This attractive little cottage with its bright red roof was made even prettier by the hand painted pebbles that framed one of the windows. They were the handy work of Bill Burles when he was courting Katie’s sister Rachel, who would later become his wife. One time, whilst on a cycling holiday to Harris with his brother Kenneth, Bill carried the stones he had previously collected in Canada in a back-pack all the way from Perth on mainland Scotland to Struparsaig. Bill had painted the names of each member of the family on a stone and on another stone he wrote “God”. The stones were all fixed down the sides of the window with the latter stone looking down on the others. These stones remained on the wall for many years afterwards, and although they eventually came away from the stone window-sill, they are still on the house site, fixed into a circle shape with the stone that has ‘God’ on it sitting in the centre. 

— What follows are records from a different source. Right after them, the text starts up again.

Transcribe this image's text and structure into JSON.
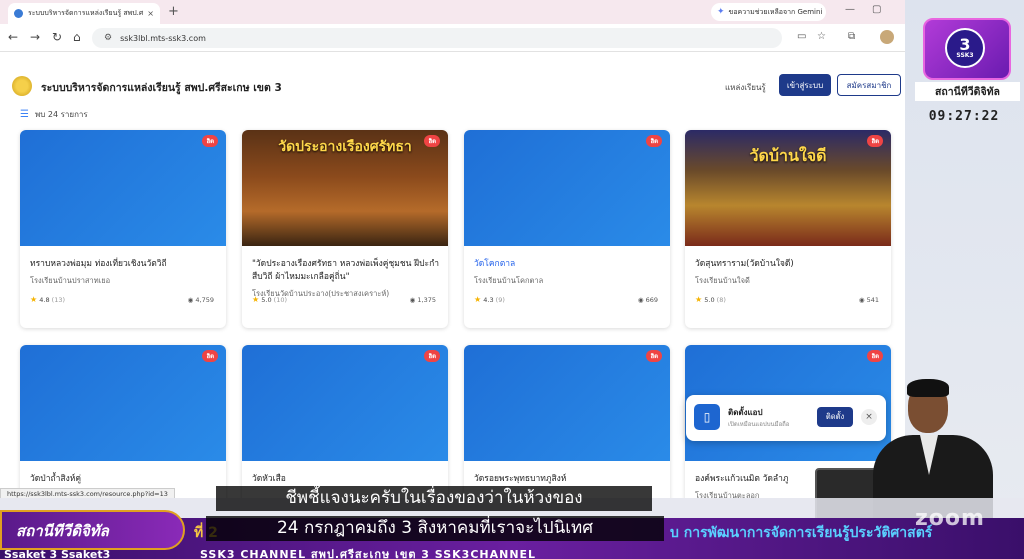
{
  "browser": {
    "tab_title": "ระบบบริหารจัดการแหล่งเรียนรู้ สพป.ศ",
    "tab_close": "×",
    "new_tab": "+",
    "gemini_label": "ขอความช่วยเหลือจาก Gemini",
    "url": "ssk3lbl.mts-ssk3.com",
    "status_url": "https://ssk3lbl.mts-ssk3.com/resource.php?id=13"
  },
  "site": {
    "title": "ระบบบริหารจัดการแหล่งเรียนรู้ สพป.ศรีสะเกษ เขต 3",
    "nav_link": "แหล่งเรียนรู้",
    "login_label": "เข้าสู่ระบบ",
    "register_label": "สมัครสมาชิก",
    "result_count": "พบ 24 รายการ"
  },
  "cards": [
    {
      "badge": "ฮิต",
      "name": "ทราบหลวงพ่อมุม ท่องเที่ยวเชิงนวัตวิถี",
      "school": "โรงเรียนบ้านปราสาทเยอ",
      "rating": "4.8",
      "reviews": "(13)",
      "views": "4,759",
      "poster": ""
    },
    {
      "badge": "ฮิต",
      "name": "\"วัดประอางเรืองศรัทธา หลวงพ่อเพ็งคู่ชุมชน ฝีปะกำสืบวิถี ผ้าไหมมะเกลือคู่ถิ่น\"",
      "school": "โรงเรียนวัดบ้านประอาง(ประชาสงเคราะห์)",
      "rating": "5.0",
      "reviews": "(10)",
      "views": "1,375",
      "poster": "วัดประอางเรืองศรัทธา"
    },
    {
      "badge": "ฮิต",
      "name": "วัดโคกตาล",
      "school": "โรงเรียนบ้านโคกตาล",
      "rating": "4.3",
      "reviews": "(9)",
      "views": "669",
      "poster": ""
    },
    {
      "badge": "ฮิต",
      "name": "วัดสุนทราราม(วัดบ้านใจดี)",
      "school": "โรงเรียนบ้านใจดี",
      "rating": "5.0",
      "reviews": "(8)",
      "views": "541",
      "poster": "วัดบ้านใจดี"
    },
    {
      "badge": "ฮิต",
      "name": "วัดป่าถ้ำสิงห์คู่",
      "school": "",
      "rating": "",
      "reviews": "",
      "views": "",
      "poster": ""
    },
    {
      "badge": "ฮิต",
      "name": "วัดหัวเสือ",
      "school": "",
      "rating": "",
      "reviews": "",
      "views": "",
      "poster": ""
    },
    {
      "badge": "ฮิต",
      "name": "วัดรอยพระพุทธบาทภูสิงห์",
      "school": "",
      "rating": "",
      "reviews": "",
      "views": "",
      "poster": ""
    },
    {
      "badge": "ฮิต",
      "name": "องค์พระแก้วเนมิต วัดลำภู",
      "school": "โรงเรียนบ้านตะลอก",
      "rating": "",
      "reviews": "",
      "views": "",
      "poster": ""
    }
  ],
  "install": {
    "title": "ติดตั้งแอป",
    "desc": "เปิดเหมือนแอปบนมือถือ",
    "button": "ติดตั้ง",
    "close": "×"
  },
  "broadcast": {
    "channel_name": "สถานีทีวีดิจิทัล",
    "clock": "09:27:22",
    "lower_tag": "สถานีทีวีดิจิทัล",
    "ticker_left": "ที่ 2",
    "ticker_right": "บ การพัฒนาการจัดการเรียนรู้ประวัติศาสตร์",
    "social": "SSK3 CHANNEL   สพป.ศรีสะเกษ เขต 3   SSK3CHANNEL",
    "slogan": "Ssaket 3 Ssaket3",
    "watermark": "zoom",
    "subtitle_1": "ชีพชี้แจงนะครับในเรื่องของว่าในห้วงของ",
    "subtitle_2": "24 กรกฎาคมถึง 3 สิงหาคมที่เราจะไปนิเทศ"
  }
}
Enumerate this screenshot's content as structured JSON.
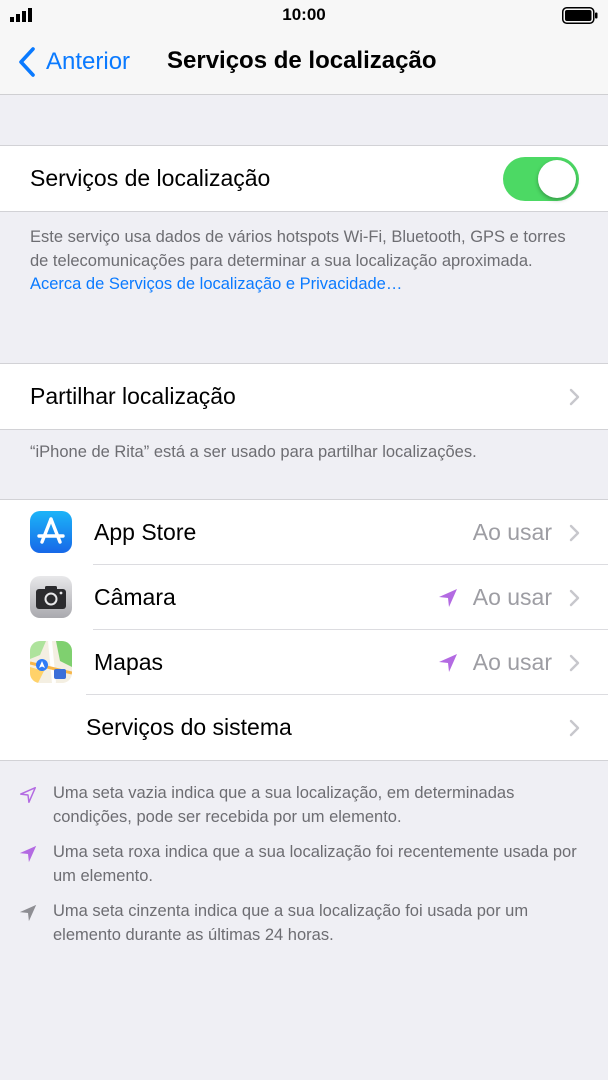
{
  "status_bar": {
    "time": "10:00"
  },
  "nav": {
    "back_label": "Anterior",
    "title": "Serviços de localização"
  },
  "main_toggle": {
    "label": "Serviços de localização",
    "on": true
  },
  "description": {
    "text": "Este serviço usa dados de vários hotspots Wi-Fi, Bluetooth, GPS e torres de telecomunicações para determinar a sua localização aproximada. ",
    "link": "Acerca de Serviços de localização e Privacidade…"
  },
  "share": {
    "label": "Partilhar localização",
    "footnote": "“iPhone de Rita” está a ser usado para partilhar localizações."
  },
  "apps": [
    {
      "name": "App Store",
      "value": "Ao usar",
      "icon": "app-store-icon",
      "arrow": false
    },
    {
      "name": "Câmara",
      "value": "Ao usar",
      "icon": "camera-icon",
      "arrow": true
    },
    {
      "name": "Mapas",
      "value": "Ao usar",
      "icon": "maps-icon",
      "arrow": true
    }
  ],
  "system_services": {
    "label": "Serviços do sistema"
  },
  "legend": [
    {
      "icon": "hollow-arrow-icon",
      "text": "Uma seta vazia indica que a sua localização, em determinadas condições, pode ser recebida por um elemento."
    },
    {
      "icon": "purple-arrow-icon",
      "text": "Uma seta roxa indica que a sua localização foi recentemente usada por um elemento."
    },
    {
      "icon": "gray-arrow-icon",
      "text": "Uma seta cinzenta indica que a sua localização foi usada por um elemento durante as últimas 24 horas."
    }
  ],
  "colors": {
    "accent": "#0a7aff",
    "toggle_on": "#4cd964",
    "location_arrow": "#b36ae2",
    "gray_arrow": "#8e8e93",
    "background": "#efeff4"
  }
}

On the rock face above the remains of the old dwelling, there are two plaques. The beautifully worded plaques were positioned on the rock by Bill, in memory of his beloved wife Rachel whose ashes in more recent years were scattered in and around the old family home in Struparsaig. 

As Katie relaxes back in her chair, she slowly looks up and with a cheeky little smile and a glint in her eyes, she says, “Oh yes, there are plenty wonderful stories I could tell you about life in Struparsaig, but they will have to wait for another day.” 


By Dona Johnson